Hybrid corporate cultures—those that value both efficiency and innovation—tend to survive in the long-term, eclipsing cultures that focus exclusively on strategy over the other. Apple Inc. and Google, Inc. are good examples of culture #3. They know how to block and tackle, excelling at things like sales, marketing, cost containment, manufacturing efficiency. Yet they simultaneously nurture (and fund!) a parallel and ongoing creative culture, one that supports risk taking, uncertainty, intuition, and iteration.
Do your fieldwork
Flash-in-the-pan businesses and businesses in a steady decline usually belong to culture 1 or culture 2, those that focus exclusively on efficiency or on innovation.
Their roles, rules, norms, territories, fiefdoms, punishments, and rewards of each of these cultures support one and only one adaptation strategy.

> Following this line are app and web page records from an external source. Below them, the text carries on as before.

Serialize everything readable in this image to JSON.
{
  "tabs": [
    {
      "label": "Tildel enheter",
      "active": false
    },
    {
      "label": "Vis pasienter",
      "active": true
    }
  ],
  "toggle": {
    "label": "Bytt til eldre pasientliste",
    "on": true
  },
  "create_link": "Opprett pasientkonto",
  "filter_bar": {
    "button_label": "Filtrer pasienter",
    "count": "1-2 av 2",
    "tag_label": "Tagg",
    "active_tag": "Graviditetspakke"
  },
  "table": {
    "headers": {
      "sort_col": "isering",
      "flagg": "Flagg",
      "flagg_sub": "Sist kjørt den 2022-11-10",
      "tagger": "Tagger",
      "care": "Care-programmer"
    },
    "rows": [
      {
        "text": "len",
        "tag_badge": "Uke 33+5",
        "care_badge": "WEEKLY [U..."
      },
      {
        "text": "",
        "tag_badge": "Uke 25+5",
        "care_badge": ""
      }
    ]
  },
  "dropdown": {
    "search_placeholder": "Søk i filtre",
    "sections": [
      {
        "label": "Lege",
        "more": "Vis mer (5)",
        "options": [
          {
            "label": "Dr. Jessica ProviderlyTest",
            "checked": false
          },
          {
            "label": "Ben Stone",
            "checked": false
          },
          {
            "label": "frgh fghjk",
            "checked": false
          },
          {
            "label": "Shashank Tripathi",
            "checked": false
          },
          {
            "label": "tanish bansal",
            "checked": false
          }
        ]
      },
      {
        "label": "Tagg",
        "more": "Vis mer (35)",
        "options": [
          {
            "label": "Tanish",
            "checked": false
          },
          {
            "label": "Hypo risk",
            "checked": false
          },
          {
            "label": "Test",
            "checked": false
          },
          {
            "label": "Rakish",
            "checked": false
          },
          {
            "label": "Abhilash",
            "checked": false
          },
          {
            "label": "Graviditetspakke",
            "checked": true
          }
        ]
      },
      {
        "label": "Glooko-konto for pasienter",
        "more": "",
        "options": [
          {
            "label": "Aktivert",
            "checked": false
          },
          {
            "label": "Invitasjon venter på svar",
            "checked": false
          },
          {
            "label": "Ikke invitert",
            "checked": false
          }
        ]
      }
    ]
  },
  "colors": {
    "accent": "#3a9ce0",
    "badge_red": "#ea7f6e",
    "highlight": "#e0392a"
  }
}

Corporate cultures 1 and 2 are not friendly to designers or design methodologies.
- Efficiency oriented cultures value predictability, on-time delivery, process, and clearly defined roles. Miss a design deadline or propose an idea that fails and you quickly become persona non grata.
- Innovation oriented cultures, such as those found in the typical software startup, value action over deliberation. Suggest a design process that feels “linear” or waterfall and you are quickly ostracized, branded “out of touch” or an impediment.
Depending on where they are in their life cycle, culture 1 and culture 2 companies can be great places to work. Be very careful, however. Intolerance for people who don’t “fit in” increases very rapidly in any culture when the group feels threatened.
Before you join a company, investigate its culture with the same thoroughness with which you are being asked to investigate end-user culture. Be an ethnographer. Do your field research. Ply your social network. Surf the Web. Ask questions about the company’s roles, rules, norms, incentives, punishments and rewards. Learn as much as you can about the company’s culture.
- What’s behind those glass doors: culture 1, culture 2, or culture 3?
- How secure is the company? Do it have lots of cash? Does it have patient investors with deep pockets?
- How are reviews conducted? How are bonuses awarded?
- Who invented the product? Is he or she still involved with the company?
- Where does design sit in the org chart? Under development? Under product management?
- Is the c-suite segregated from the cube farm? Etc…
Join the wrong company at the wrong time and you could be walking straight into a career buzz saw.
Four canaries. Four coal mines. One job board.
Researching every company to the level above takes a lot of work. There are shortcuts, though. You can learn a lot about a company’s culture by reading between the lines of a job description.
In each of the next four posts, (U)XD Insights parses one job description, reverse engineering the culture of the corporation that posted it and offering tips on detecting as early as possible corporate culture/design culture mismatches.